The list of Championship fans’ moans and groans is endless. Most of those moans and groans reside, in one way or another around money. Clubs attempting to charge £30 or more for tickets, programmes going up by a £1 in order to accommodate extra pages to celebrate Harry Redknapp’s career and the financial restrains making goal line technology impractical in the division are complaints that have emanated from my TV and my Twitter feed in recent weeks.
If clubs could secure income from other sources, not just the fans, then the cost of being a supporter would fall, goal line technology might become more than just a distant pipedream and Charlton could award contracts to the (roughly) 932 players and coaching staff whose deals run out in the summer.
So why is it that when a club locates an extra funding stream, and a relatively inoffensive funding stream at that, is there a significant challenge from both the club’s supporters and fans of football in general?
Derby County’s decision to sell the naming rights to their stadium has created quite a furiory. Sport drink company iPro will pay £7,000,000 over ten years in order to see Pride Park become the iPro stadium; £700,000 per year to help meet Financial Fair Play without having to overcharge fans or sell players.
Unfortunately, one condition of becoming a football fan is that you must lose the ability to think rationally.
‘It’s a p**s take, £7 mill over 10 year it’s f**k all!’ was one response to Derby’s Twitter feed revealing the news. The deal is in fact the largest of its kind in Football League history.
Even if, like myself, Financial Fair Play means nothing more to you than a rule that means you can’t make a dramatic loss, £700,000 from a footballing perspective is huge in The Championship. £700,000 added to a yearly transfer budget could be the difference between no signings and improving the squad; or a mediocre signing and a high quality buy.
Many fans are reluctant to view a football club as anything more than a toy. It shouldn’t be able to make decisions on its own, unless those decisions are made for it by the fans. But football clubs, first and foremost, are businesses. This isn’t a new phenomenon, they always have been. They need to run like any other business would, and turning down to £7,000,000 worth of sponsorship that doesn’t alienate and isolate the customer in other business would be unthinkable.
You might think renaming Pride Park does alienate the customer but, in the grand scheme of things, I don’t think it does at all. If anything, it improves the customers’ experience.
The soul of the club, nor the ground, has died. Will Derby fans continue to call their home Pride Park? Of course they will. Who does the ‘soul’ of a ground or football club matter to most? The fans.

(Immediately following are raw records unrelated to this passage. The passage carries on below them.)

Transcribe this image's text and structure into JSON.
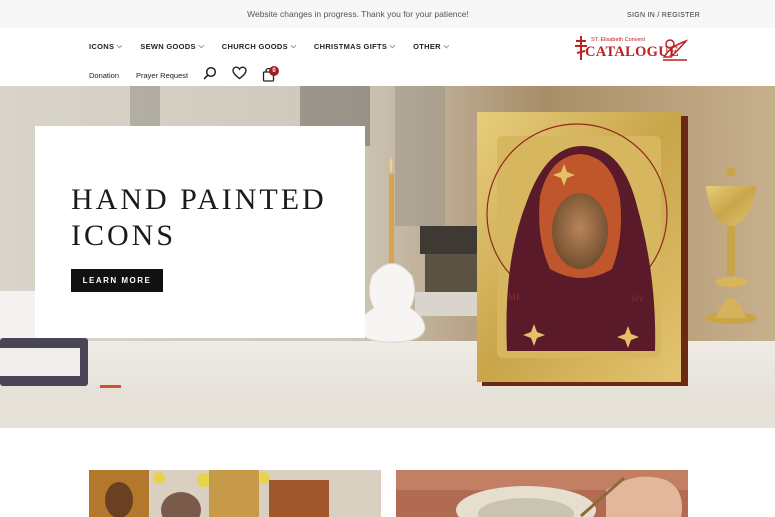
{
  "announcement": "Website changes in progress. Thank you for your patience!",
  "auth_link": "SIGN IN / REGISTER",
  "nav": {
    "primary": [
      {
        "label": "ICONS"
      },
      {
        "label": "SEWN GOODS"
      },
      {
        "label": "CHURCH GOODS"
      },
      {
        "label": "CHRISTMAS GIFTS"
      },
      {
        "label": "OTHER"
      }
    ],
    "secondary": {
      "donation": "Donation",
      "prayer_request": "Prayer Request"
    },
    "cart_count": "0"
  },
  "logo": {
    "tagline": "ST. Elisabeth Convent",
    "wordmark": "CATALOGUE"
  },
  "hero": {
    "title_line1": "HAND PAINTED",
    "title_line2": "ICONS",
    "button_label": "LEARN MORE"
  },
  "colors": {
    "brand_red": "#b22222",
    "button_black": "#111111",
    "icon_gold": "#c9a54a",
    "robe_maroon": "#5a1a2a"
  },
  "icons": [
    "search-icon",
    "heart-icon",
    "bag-icon",
    "chevron-down-icon"
  ]
}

If Derby fans continue to call their ground Pride Park then the ‘soul’ will not be lost, no matter what name Simon Thomas on Sky Sports is forced to introduce his audience to when the Rams take on Blackpool in a live fixture next month.
In other words, everyone’s a winner. The club get a significant amount of cash to keep themselves financial stable, abiding by the rules and able to develop, whilst the fans will get the benefit from that without losing a sense of spiritual identity.
I appreciate the anger at this moment in time, but will anything be noticeably different when Derby fans take their seats at Pride Park next month and watch their club, still called Derby County, playing in the same colour kit as they did last weekend? Apart from the odd advertising hoarding and brand name dotted about the place, their experience will be identical to the one they’ve always had at Pride Park.
In fact, from a Charlton perspective, I’d welcome naming rights to The Valley being sold. It would still be The Valley, my season ticket would have a greater chance of staying at its current rate and Chris Powell’s hands might be slightly less tied. It’s bound to happen one day; it’ll happen to most stadia.
Having a brand name associated with a stadium is a small, and arguably necessary, price to pay in this world of Hull Tigers and Cardiff City playing in red. A small price that will quickly be forgotten about if the financial security it brings helps to propel the Rams back to the Premier League.